The Grand Chamber of the European Court of Human Rights issued a final ruling in the Guzelyurtlu murder case against Turkey and Turkish Cypriot authorities in the north, holding both financially liable while clearing the Republic of Cyprus over lack of cooperation allegations.
The case was filed in 2007 by relatives of the victims, represented by two UK-based lawyers - a Greek Cypriot and a Turkish Cypriot - who say the Republic of Cyprus, along with Turkey and the Turkish Cypriot administration in the north “failed to conduct an effective investigation into the killing of their relatives.”
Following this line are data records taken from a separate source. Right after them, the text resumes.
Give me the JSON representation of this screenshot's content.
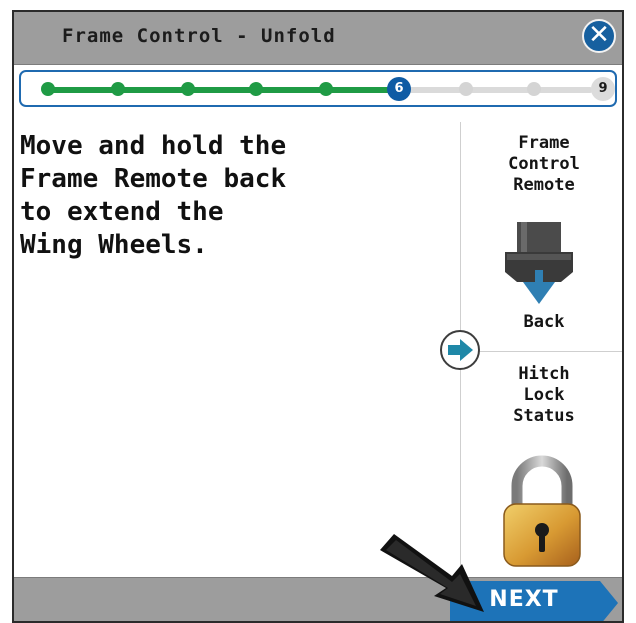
{
  "header": {
    "title": "Frame Control - Unfold",
    "close_icon": "close-icon"
  },
  "progress": {
    "current_step": "6",
    "total_steps": "9",
    "completed_fraction": 0.625
  },
  "instruction": "Move and hold the\nFrame Remote back\nto extend the\nWing Wheels.",
  "side_panel": {
    "remote_title": "Frame\nControl\nRemote",
    "remote_direction": "Back",
    "hitch_title": "Hitch\nLock\nStatus",
    "hitch_state_icon": "padlock-locked-icon"
  },
  "footer": {
    "next_label": "NEXT"
  },
  "colors": {
    "titlebar": "#9d9d9d",
    "progress_done": "#1f9b45",
    "accent_blue": "#17609f",
    "arrow_teal": "#1f88a8"
  }
}
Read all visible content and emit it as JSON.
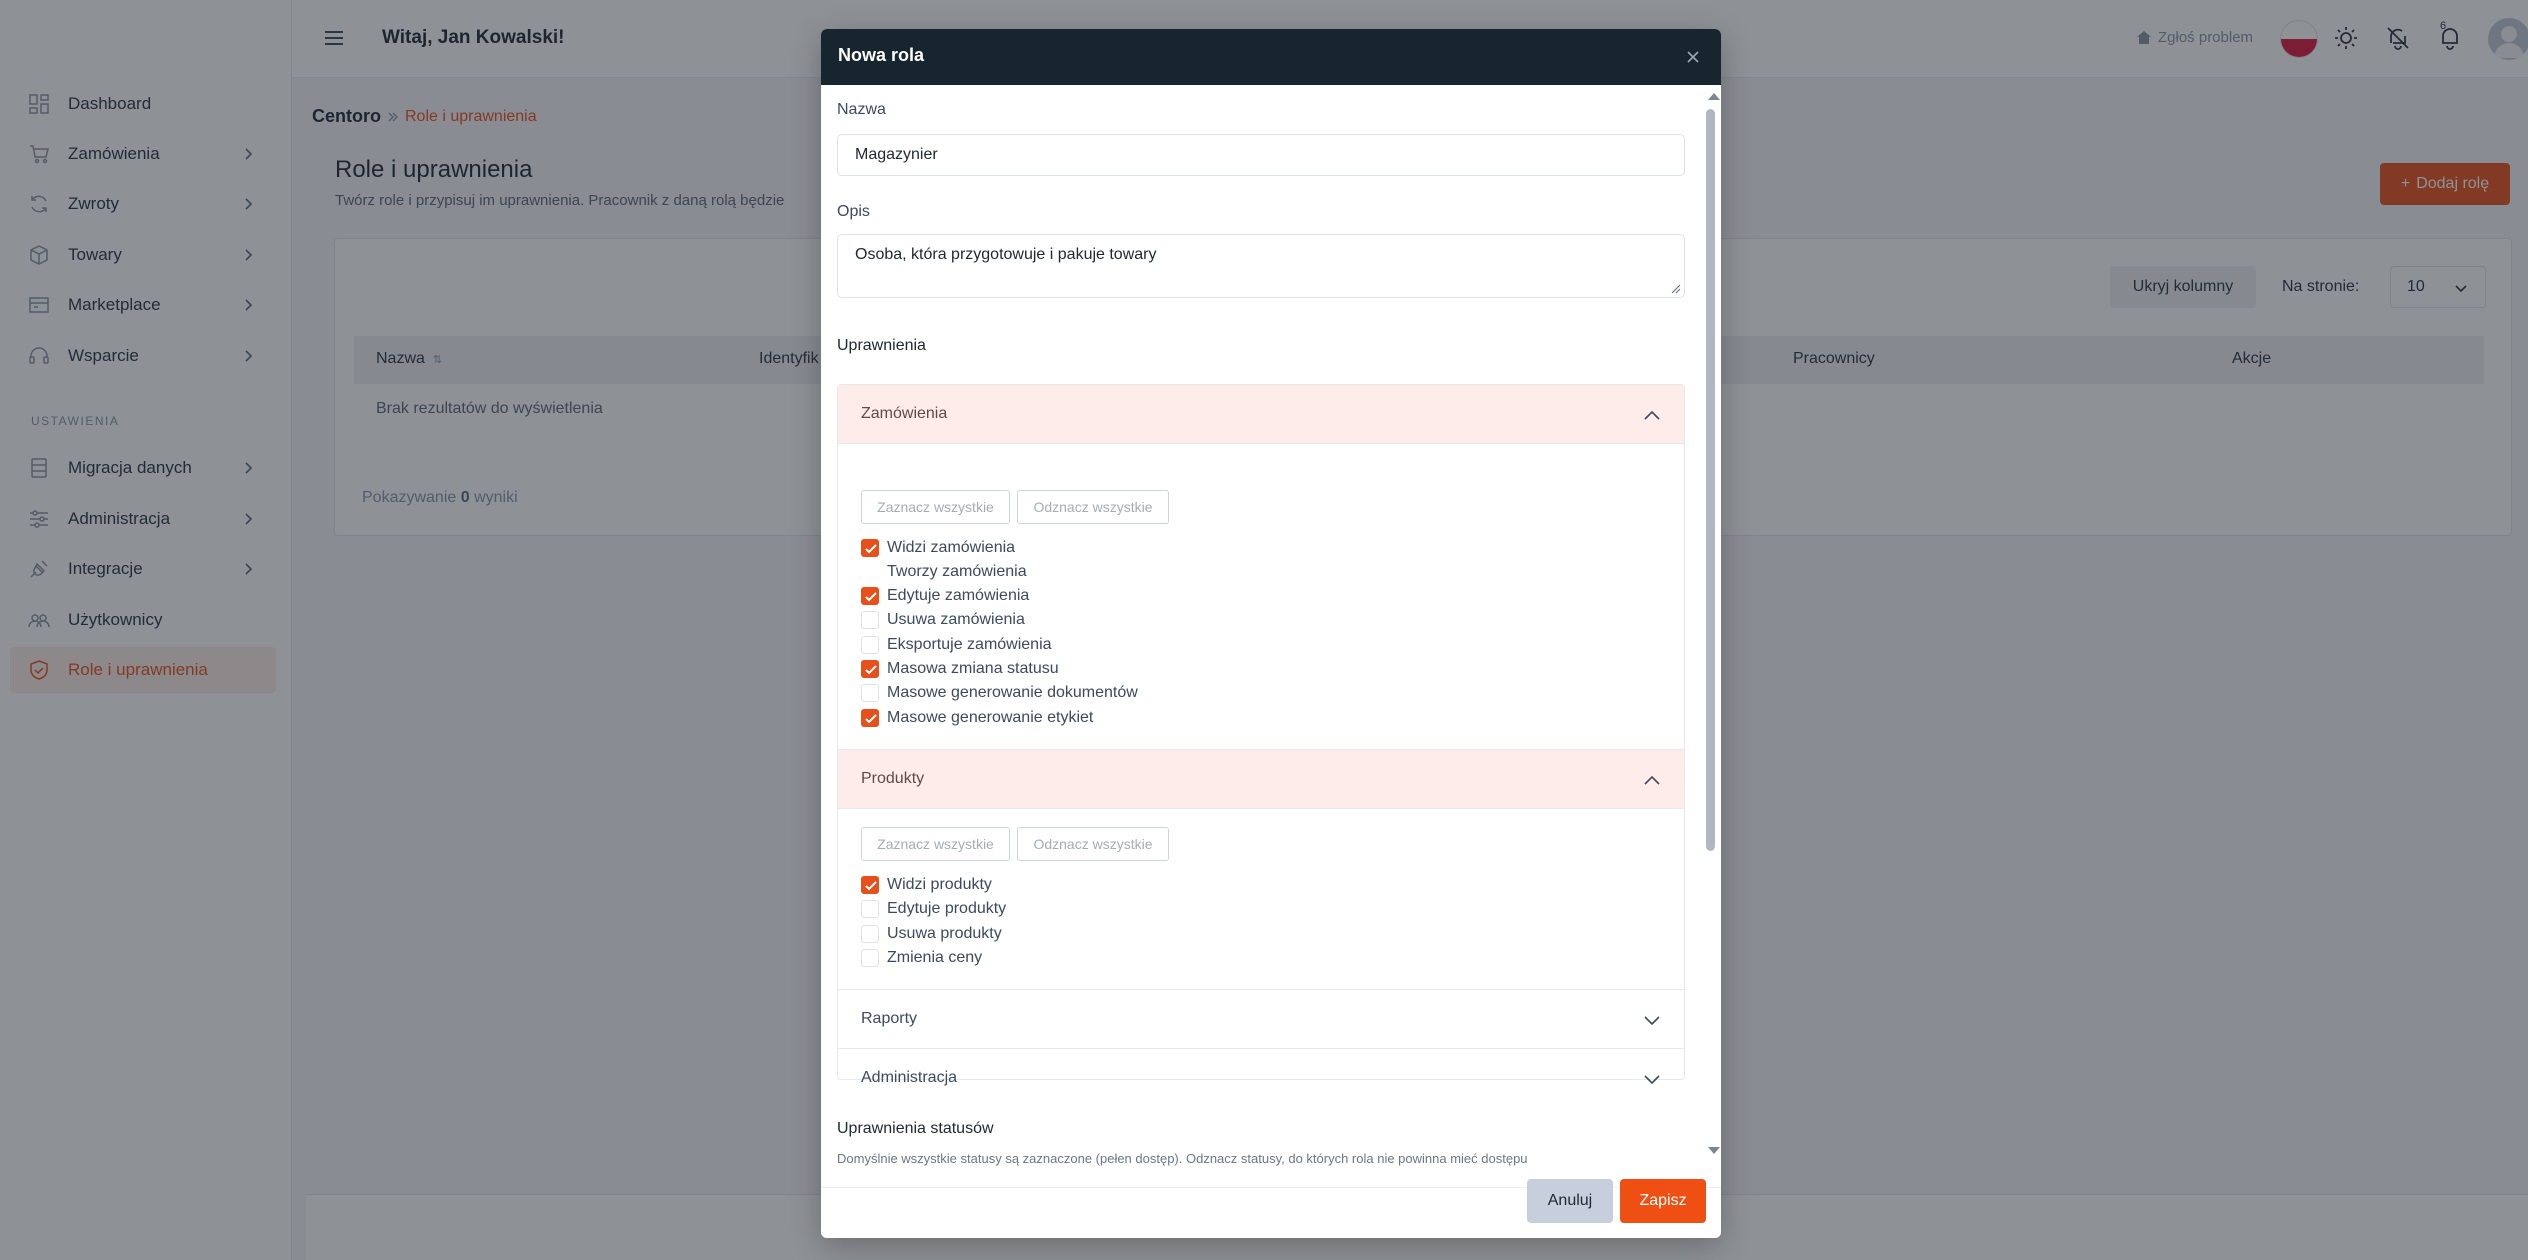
{
  "header": {
    "greeting": "Witaj, Jan Kowalski!",
    "report_label": "Zgłoś problem",
    "notification_count": "6"
  },
  "sidebar": {
    "items": [
      {
        "label": "Dashboard",
        "icon": "dashboard-icon",
        "has_chevron": false
      },
      {
        "label": "Zamówienia",
        "icon": "cart-icon",
        "has_chevron": true
      },
      {
        "label": "Zwroty",
        "icon": "refresh-icon",
        "has_chevron": true
      },
      {
        "label": "Towary",
        "icon": "box-icon",
        "has_chevron": true
      },
      {
        "label": "Marketplace",
        "icon": "store-icon",
        "has_chevron": true
      },
      {
        "label": "Wsparcie",
        "icon": "headset-icon",
        "has_chevron": true
      }
    ],
    "section_label": "USTAWIENIA",
    "settings_items": [
      {
        "label": "Migracja danych",
        "icon": "database-icon",
        "has_chevron": true
      },
      {
        "label": "Administracja",
        "icon": "sliders-icon",
        "has_chevron": true
      },
      {
        "label": "Integracje",
        "icon": "plug-icon",
        "has_chevron": true
      },
      {
        "label": "Użytkownicy",
        "icon": "users-icon",
        "has_chevron": false
      },
      {
        "label": "Role i uprawnienia",
        "icon": "shield-icon",
        "has_chevron": false,
        "active": true
      }
    ]
  },
  "main": {
    "breadcrumb": {
      "root": "Centoro",
      "current": "Role i uprawnienia"
    },
    "title": "Role i uprawnienia",
    "subtitle": "Twórz role i przypisuj im uprawnienia. Pracownik z daną rolą będzie",
    "add_button": "Dodaj rolę",
    "hide_columns": "Ukryj kolumny",
    "per_page_label": "Na stronie:",
    "per_page_value": "10",
    "columns": [
      "Nazwa",
      "Identyfik",
      "Pracownicy",
      "Akcje"
    ],
    "no_results": "Brak rezultatów do wyświetlenia",
    "showing_prefix": "Pokazywanie",
    "showing_count": "0",
    "showing_suffix": "wyniki"
  },
  "modal": {
    "title": "Nowa rola",
    "name_label": "Nazwa",
    "name_value": "Magazynier",
    "description_label": "Opis",
    "description_value": "Osoba, która przygotowuje i pakuje towary",
    "permissions_title": "Uprawnienia",
    "select_all": "Zaznacz wszystkie",
    "deselect_all": "Odznacz wszystkie",
    "groups": [
      {
        "title": "Zamówienia",
        "expanded": true,
        "permissions": [
          {
            "label": "Widzi zamówienia",
            "checked": true
          },
          {
            "label": "Tworzy zamówienia",
            "checked": false
          },
          {
            "label": "Edytuje zamówienia",
            "checked": true
          },
          {
            "label": "Usuwa zamówienia",
            "checked": false
          },
          {
            "label": "Eksportuje zamówienia",
            "checked": false
          },
          {
            "label": "Masowa zmiana statusu",
            "checked": true
          },
          {
            "label": "Masowe generowanie dokumentów",
            "checked": false
          },
          {
            "label": "Masowe generowanie etykiet",
            "checked": true
          }
        ]
      },
      {
        "title": "Produkty",
        "expanded": true,
        "permissions": [
          {
            "label": "Widzi produkty",
            "checked": true
          },
          {
            "label": "Edytuje produkty",
            "checked": false
          },
          {
            "label": "Usuwa produkty",
            "checked": false
          },
          {
            "label": "Zmienia ceny",
            "checked": false
          }
        ]
      },
      {
        "title": "Raporty",
        "expanded": false
      },
      {
        "title": "Administracja",
        "expanded": false
      }
    ],
    "status_title": "Uprawnienia statusów",
    "status_desc": "Domyślnie wszystkie statusy są zaznaczone (pełen dostęp). Odznacz statusy, do których rola nie powinna mieć dostępu",
    "cancel": "Anuluj",
    "save": "Zapisz"
  },
  "colors": {
    "accent": "#e8501b",
    "modal_header": "#17252f",
    "accordion_open": "#fdecea"
  }
}
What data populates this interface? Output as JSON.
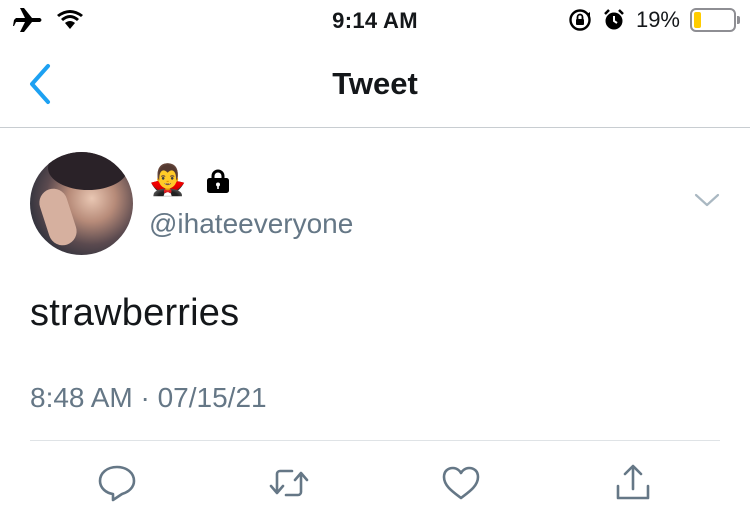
{
  "status_bar": {
    "time": "9:14 AM",
    "battery_percent_text": "19%",
    "battery_level": 0.19,
    "icons": [
      "airplane-icon",
      "wifi-icon",
      "orientation-lock-icon",
      "alarm-icon",
      "battery-icon"
    ]
  },
  "nav": {
    "title": "Tweet",
    "back_icon": "chevron-left-icon"
  },
  "tweet": {
    "display_name_emoji": "🧛‍♂️",
    "protected_icon": "lock-icon",
    "handle": "@ihateeveryone",
    "text": "strawberries",
    "timestamp": "8:48 AM · 07/15/21",
    "menu_icon": "chevron-down-icon"
  },
  "actions": {
    "icons": [
      "reply-icon",
      "retweet-icon",
      "like-icon",
      "share-icon"
    ]
  },
  "colors": {
    "accent": "#1da1f2",
    "secondary_text": "#657786",
    "battery_fill": "#ffcc00"
  }
}
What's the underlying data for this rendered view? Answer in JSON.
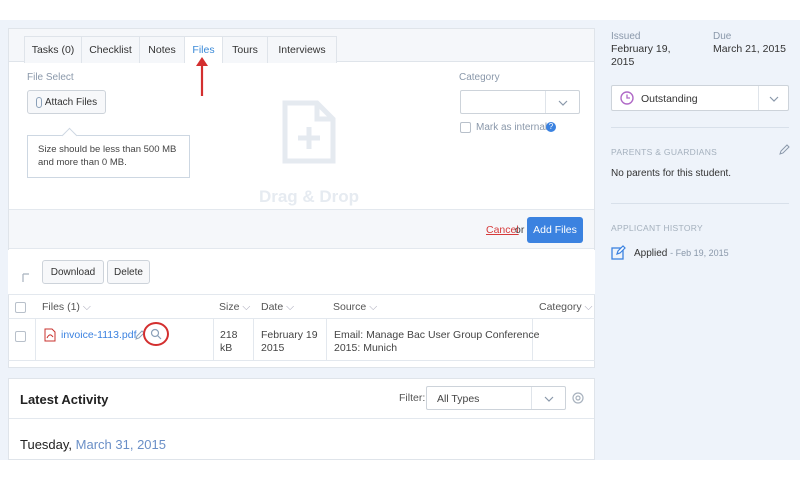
{
  "tabs": [
    {
      "label": "Tasks (0)"
    },
    {
      "label": "Checklist"
    },
    {
      "label": "Notes"
    },
    {
      "label": "Files"
    },
    {
      "label": "Tours"
    },
    {
      "label": "Interviews"
    }
  ],
  "upload": {
    "file_select_label": "File Select",
    "attach_label": "Attach Files",
    "tooltip_line1": "Size should be less than 500 MB",
    "tooltip_line2": "and more than 0 MB.",
    "dropzone_text": "Drag & Drop",
    "category_label": "Category",
    "mark_internal_label": "Mark as internal",
    "cancel_label": "Cancel",
    "or_label": "or",
    "add_files_label": "Add Files"
  },
  "file_actions": {
    "download_label": "Download",
    "delete_label": "Delete"
  },
  "files_table": {
    "headers": [
      "Files (1)",
      "Size",
      "Date",
      "Source",
      "Category"
    ],
    "rows": [
      {
        "name": "invoice-1113.pdf",
        "size_line1": "218",
        "size_line2": "kB",
        "date_line1": "February 19",
        "date_line2": "2015",
        "source_line1": "Email: Manage Bac User Group Conference",
        "source_line2": "2015: Munich",
        "category": ""
      }
    ]
  },
  "activity": {
    "title": "Latest Activity",
    "filter_label": "Filter:",
    "filter_value": "All Types",
    "day": "Tuesday,",
    "date": "March 31, 2015"
  },
  "sidebar": {
    "issued_label": "Issued",
    "issued_line1": "February 19,",
    "issued_line2": "2015",
    "due_label": "Due",
    "due_value": "March 21, 2015",
    "status": "Outstanding",
    "parents_heading": "PARENTS & GUARDIANS",
    "parents_text": "No parents for this student.",
    "history_heading": "APPLICANT HISTORY",
    "history_item": "Applied",
    "history_date": "- Feb 19, 2015"
  },
  "colors": {
    "accent": "#3b82e0",
    "annotation": "#d32f2f",
    "status_purple": "#b06ac7"
  }
}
In 2005, a Turkish Cypriot family living in the south was found brutally murdered along the Nicosia-Larnaca highway. The victims, 52-year-old banker Elmas Guzelyurtlu, his wife Zerin and daughter Eylul, were shot to death after being kidnapped from their residence in Agios Dhometios. According to unconfirmed reports, Guzelyurtlu who fled the north five years earlier following a banking crisis was also rumoured to have sold census data of Turkish nationals living in the north by handing them over to a Greek Cypriot contact.
The Republic of Cyprus 'had done all that could reasonably have been expected of it' in requesting the extradition of eight suspects, the court held
Both sides carried out investigations following the murder but Greek Cypriot authorities in the Republic of Cyprus refused to turn over material, while Turkish Cypriots refused to hand over eight suspects, with both sides claiming jurisdiction over the case.
“The Cypriot authorities could not be criticised for refusing to submit all the evidence and to transfer the proceedings to the authorities of the ‘TRNC’ or Turkey. That would have amounted to Cyprus waiving its criminal jurisdiction over a murder committed in its controlled area in favour of the courts of an unrecognised entity set up within its territory,” the final ruling said.
The Republic of Cyprus “had done all that could reasonably have been expected of it” in requesting the extradition of eight suspects, the court held.
Failure to cooperate
According to an earlier finding by the ECHR, the UN had made attempts to suggest ways to break the impasse but failed to convince the sides to cooperate.
Officials in the south had rejected suggestions to meet at Ledra Palace in the buffer zone to conduct video interviews of suspects or share copies of material evidence, while Turkish Cypriots were requesting evidence before they could put the suspects on trial, citing jurisdiction based on the original Cypriot constitution.
All sides, which were initially found responsible by the ECHR, referred the matter to the Grand Chamber seeking a more direct ruling. The court amended the previous ruling that blamed both north and south, with Tuesday’s Grand Chamber final decision saying Turkey and the north had not made the minimum effort required, by ignoring an extradition request issued by the Republic of Cyprus.
A Red Notice request had been submitted to Interpol in 2005 without any success and three years later the Republic of Cyprus issued an extradition directly to Turkey. The request, which was to be delivered to Ankara via Athens, had failed to be handled properly. A driver had taken the extradition document outside the Turkish embassy in Athens with the Turkish side arguing the file was left outside with a person who was not authorized to receive it. It was not clear whether the file had been opened but it was said it never reached proper officials.
“The extradition requests were returned to the Cypriot authorities without reply,” the court said, adding that a state should examine and provide a reasoned reply to any extradition request regarding suspects wanted for murder who were known to be present on its territory or within its jurisdiction.
Based on the final ruling, Turkey is ordered to pay each applicant €8,500 in damages and pay the applicants a combined total of €10,000 to cover their court fees.